Nowak would have been vastly better served with either the truth - Veracruz made too good an offer. Or, if Ruiz really has been pouting all these months that he is only the second most popular Carlos Ruiz in Philadelphia sports, Nowak should have hidden that fact like Blackbeard's treasure. Far from shaming Union fans, this should encourage them. If I thought my booing had an effect on Galaxy personnel decisions - and trust me, it sure as **** don't - I'd have blown out my vocal cords five years ago. The intent might have been to protect the delicate feelings of Union players, but the lesson is the complete opposite. The next time Union fans boo a player, and he's not the recipient of a conveniently large transfer offer, what then?

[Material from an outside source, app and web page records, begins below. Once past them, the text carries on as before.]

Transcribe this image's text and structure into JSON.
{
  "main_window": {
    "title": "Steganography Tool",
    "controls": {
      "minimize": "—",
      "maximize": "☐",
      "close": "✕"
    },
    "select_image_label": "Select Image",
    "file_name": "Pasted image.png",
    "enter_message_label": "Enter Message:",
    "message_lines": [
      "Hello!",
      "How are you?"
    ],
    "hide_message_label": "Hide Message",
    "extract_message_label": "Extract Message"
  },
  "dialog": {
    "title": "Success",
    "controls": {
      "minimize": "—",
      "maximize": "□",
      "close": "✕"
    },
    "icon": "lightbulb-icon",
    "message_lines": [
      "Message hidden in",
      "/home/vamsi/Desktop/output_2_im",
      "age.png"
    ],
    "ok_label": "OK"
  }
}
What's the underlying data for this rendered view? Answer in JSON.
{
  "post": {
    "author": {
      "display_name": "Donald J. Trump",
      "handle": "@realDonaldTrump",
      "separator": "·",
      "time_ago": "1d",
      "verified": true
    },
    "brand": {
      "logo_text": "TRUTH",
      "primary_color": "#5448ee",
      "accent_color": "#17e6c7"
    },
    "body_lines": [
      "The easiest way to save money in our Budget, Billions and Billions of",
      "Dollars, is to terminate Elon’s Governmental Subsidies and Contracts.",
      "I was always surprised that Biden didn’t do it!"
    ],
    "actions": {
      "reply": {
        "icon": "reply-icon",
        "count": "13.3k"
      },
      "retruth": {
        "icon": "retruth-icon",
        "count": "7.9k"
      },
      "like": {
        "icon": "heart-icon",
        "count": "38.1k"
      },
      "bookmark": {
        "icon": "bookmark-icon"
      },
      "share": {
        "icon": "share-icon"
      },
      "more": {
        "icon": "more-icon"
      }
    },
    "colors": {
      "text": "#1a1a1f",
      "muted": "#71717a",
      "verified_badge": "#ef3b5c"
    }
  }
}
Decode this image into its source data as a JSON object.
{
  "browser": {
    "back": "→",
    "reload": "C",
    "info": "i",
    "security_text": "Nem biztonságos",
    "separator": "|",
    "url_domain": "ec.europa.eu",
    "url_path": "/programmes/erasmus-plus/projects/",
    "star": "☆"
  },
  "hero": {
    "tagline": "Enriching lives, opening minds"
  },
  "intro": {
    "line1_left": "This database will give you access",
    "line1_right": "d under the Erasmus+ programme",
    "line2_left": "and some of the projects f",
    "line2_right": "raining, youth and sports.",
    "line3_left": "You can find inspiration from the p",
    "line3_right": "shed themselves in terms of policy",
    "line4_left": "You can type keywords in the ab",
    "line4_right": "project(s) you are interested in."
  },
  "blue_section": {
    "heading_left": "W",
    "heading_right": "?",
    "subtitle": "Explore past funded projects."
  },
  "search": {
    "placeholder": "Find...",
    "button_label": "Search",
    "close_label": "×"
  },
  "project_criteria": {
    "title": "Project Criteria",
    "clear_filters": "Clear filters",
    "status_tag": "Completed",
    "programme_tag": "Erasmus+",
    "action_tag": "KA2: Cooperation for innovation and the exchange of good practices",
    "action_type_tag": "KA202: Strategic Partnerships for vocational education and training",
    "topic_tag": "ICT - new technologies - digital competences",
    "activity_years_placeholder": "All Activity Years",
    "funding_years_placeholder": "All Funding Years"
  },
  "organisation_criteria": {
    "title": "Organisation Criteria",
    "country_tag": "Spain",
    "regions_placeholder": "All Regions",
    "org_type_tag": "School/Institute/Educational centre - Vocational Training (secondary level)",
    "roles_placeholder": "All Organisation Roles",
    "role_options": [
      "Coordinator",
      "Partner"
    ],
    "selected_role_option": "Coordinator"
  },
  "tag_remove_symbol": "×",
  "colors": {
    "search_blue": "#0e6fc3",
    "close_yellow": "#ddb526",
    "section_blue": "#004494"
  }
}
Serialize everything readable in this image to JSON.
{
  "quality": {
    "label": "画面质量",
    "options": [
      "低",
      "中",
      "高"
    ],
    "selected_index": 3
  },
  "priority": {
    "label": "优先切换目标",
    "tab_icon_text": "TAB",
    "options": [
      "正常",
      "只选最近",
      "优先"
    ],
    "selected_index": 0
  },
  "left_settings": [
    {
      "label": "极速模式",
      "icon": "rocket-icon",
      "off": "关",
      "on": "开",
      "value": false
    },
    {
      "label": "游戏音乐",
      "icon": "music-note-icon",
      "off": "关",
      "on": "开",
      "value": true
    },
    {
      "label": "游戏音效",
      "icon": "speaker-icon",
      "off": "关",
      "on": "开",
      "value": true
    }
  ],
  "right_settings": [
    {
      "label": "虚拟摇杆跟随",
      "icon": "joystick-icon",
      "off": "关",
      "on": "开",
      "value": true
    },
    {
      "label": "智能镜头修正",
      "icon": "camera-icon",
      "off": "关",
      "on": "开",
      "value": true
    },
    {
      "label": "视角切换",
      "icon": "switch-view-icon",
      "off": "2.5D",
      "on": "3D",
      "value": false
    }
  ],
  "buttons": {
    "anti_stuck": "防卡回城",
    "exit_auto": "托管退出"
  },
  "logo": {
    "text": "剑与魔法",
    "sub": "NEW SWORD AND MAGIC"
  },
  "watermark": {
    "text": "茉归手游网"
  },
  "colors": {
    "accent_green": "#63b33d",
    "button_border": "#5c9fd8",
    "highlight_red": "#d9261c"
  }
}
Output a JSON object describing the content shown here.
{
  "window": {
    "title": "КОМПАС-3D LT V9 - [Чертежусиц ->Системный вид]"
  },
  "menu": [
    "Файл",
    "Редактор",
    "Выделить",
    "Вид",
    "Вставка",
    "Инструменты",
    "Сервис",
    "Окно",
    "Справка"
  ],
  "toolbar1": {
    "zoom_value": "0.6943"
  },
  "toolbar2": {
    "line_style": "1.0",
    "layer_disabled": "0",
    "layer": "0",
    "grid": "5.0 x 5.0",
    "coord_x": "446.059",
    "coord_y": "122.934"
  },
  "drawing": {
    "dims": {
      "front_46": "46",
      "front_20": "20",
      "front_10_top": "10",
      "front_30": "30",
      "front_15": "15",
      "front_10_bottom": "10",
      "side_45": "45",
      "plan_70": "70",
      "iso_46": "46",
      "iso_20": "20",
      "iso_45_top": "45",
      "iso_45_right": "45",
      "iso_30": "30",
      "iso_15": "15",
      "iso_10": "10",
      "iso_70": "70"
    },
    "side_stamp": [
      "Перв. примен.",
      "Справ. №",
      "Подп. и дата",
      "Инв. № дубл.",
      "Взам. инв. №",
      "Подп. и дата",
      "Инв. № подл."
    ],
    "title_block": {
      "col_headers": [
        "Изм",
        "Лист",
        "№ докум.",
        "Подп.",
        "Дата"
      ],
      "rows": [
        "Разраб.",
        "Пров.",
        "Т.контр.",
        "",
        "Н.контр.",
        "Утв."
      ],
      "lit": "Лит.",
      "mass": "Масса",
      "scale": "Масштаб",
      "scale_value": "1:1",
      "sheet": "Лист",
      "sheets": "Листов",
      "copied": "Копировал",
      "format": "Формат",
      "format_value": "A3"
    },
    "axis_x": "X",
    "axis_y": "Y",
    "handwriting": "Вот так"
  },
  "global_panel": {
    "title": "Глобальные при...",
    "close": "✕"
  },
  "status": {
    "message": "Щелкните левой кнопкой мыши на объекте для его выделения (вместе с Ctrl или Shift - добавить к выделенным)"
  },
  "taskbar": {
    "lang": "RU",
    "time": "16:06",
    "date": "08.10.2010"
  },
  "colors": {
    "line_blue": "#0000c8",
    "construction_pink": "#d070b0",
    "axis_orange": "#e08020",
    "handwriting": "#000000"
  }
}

Simon Kuper and Stefan Szymanski in "Soccernomics" supported the "wisdom of the crowds" theory of soccer management. The rebuttal is that coaches in particular have a depth of knowledge that fans, almost by definition, cannot have. Nowak seems to be saying that, despite the yawning information gap he has over Philadelphia fans, their collective input must take precedence at the expense of the team. Nowak's dedication to pure democracy is admirable, but either hypocritical or suicidal.
In other words, if he wants to quit to rejoin the US national team program, let him say so.